There are also no save games, no NVRAM writing, no high scores, no typical emulation type options you might expect such as dip switches (no direct manipulation of the dip switches is possible, however most Pandora's Boxes allow you to use the Edit Game function in the Options screen to change the difficulty or lives) or test buttons. This is a problem with games that feature long-term progression (NBA JAM, anybody?) but for the vast, vast majority of the games, this shouldn't be a problem. But this can be a positive just as much as a negative because it keeps your time on the Pandora's Box a very simple and quick experience. (One of the more recent Android clone Pandora's Boxes apparently does now have save state support, but this is not very widespread to my knowledge.)
Look, if you're an emulation purist, these boxes aren't for you. They will likely drive you crazy with all the flaws and issues. You often might be better off getting a small NUC PC and setting everything up there, however...
...Ignorance is Bliss
If you can see past the above issues and just want something simple to set down on your living room coffee table to let your friends button mash their way through some matches of Street Fighter without thinking too much, these Pandora's Box systems can be a great fit for you. Most games run well and I find myself feeling more nostalgic when playing on one of these than I ever did with playing with frontends on PCs. You don't want to tinker and screw around, you just want something you can turn on quickly, play a few games and turn off just as quickly and that's the perfect scenario here.

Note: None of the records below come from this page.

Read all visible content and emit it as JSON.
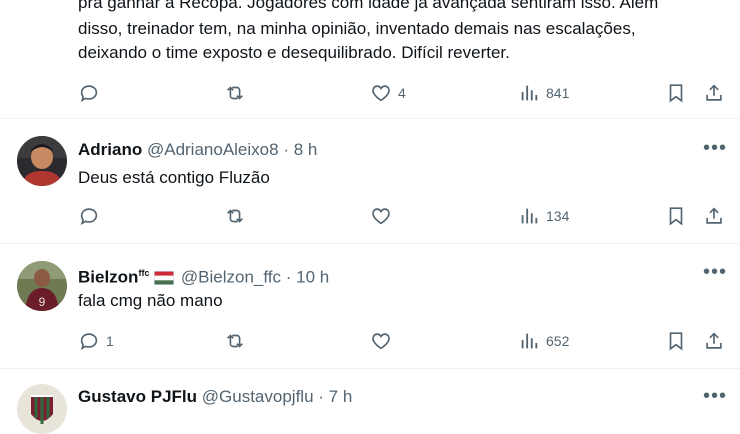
{
  "top_post": {
    "text_lines": [
      "pra ganhar a Recopa. Jogadores com idade já avançada sentiram isso. Além",
      "disso, treinador tem, na minha opinião, inventado demais nas escalações,",
      "deixando o time exposto e desequilibrado. Difícil reverter."
    ],
    "replies": "",
    "reposts": "",
    "likes": "4",
    "views": "841"
  },
  "replies": [
    {
      "name": "Adriano",
      "handle": "@AdrianoAleixo8",
      "time": "8 h",
      "text": "Deus está contigo Fluzão",
      "replies": "",
      "reposts": "",
      "likes": "",
      "views": "134"
    },
    {
      "name": "Bielzon",
      "name_suffix": "ffc",
      "flag": "hungary-flag",
      "handle": "@Bielzon_ffc",
      "time": "10 h",
      "text": "fala cmg não mano",
      "replies": "1",
      "reposts": "",
      "likes": "",
      "views": "652"
    },
    {
      "name": "Gustavo PJFlu",
      "handle": "@Gustavopjflu",
      "time": "7 h",
      "text": ""
    }
  ],
  "separator": "·",
  "colors": {
    "text": "#0f1419",
    "secondary": "#536471",
    "divider": "#eff3f4",
    "flag_red": "#ce2939",
    "flag_white": "#ffffff",
    "flag_green": "#477050"
  }
}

If you are seeking better performance and don't mind putting in the effort, you can easily use these PB sticks on a Raspberry Pi, or even replace the Pandora's Box entirely with Retropie running on a Pi3B+. (I am currently doing exactly that with the older clone Pandora's Box 4 that I have. It's been a bit rocky and time consuming but it will be worth it in the end. I'll likely detail this in a future blog post.)
Now that you have an idea of what the Pandora's Box is, I've already started writing bits and pieces of the next blog post, mainly taking notes while taking a look at the Pandora's Box 5 and its SD card, trying to figure out what needs to be done to give us more control over the box.
I hope that this has been even mildly informative without being too dry. Let me know what you think so far.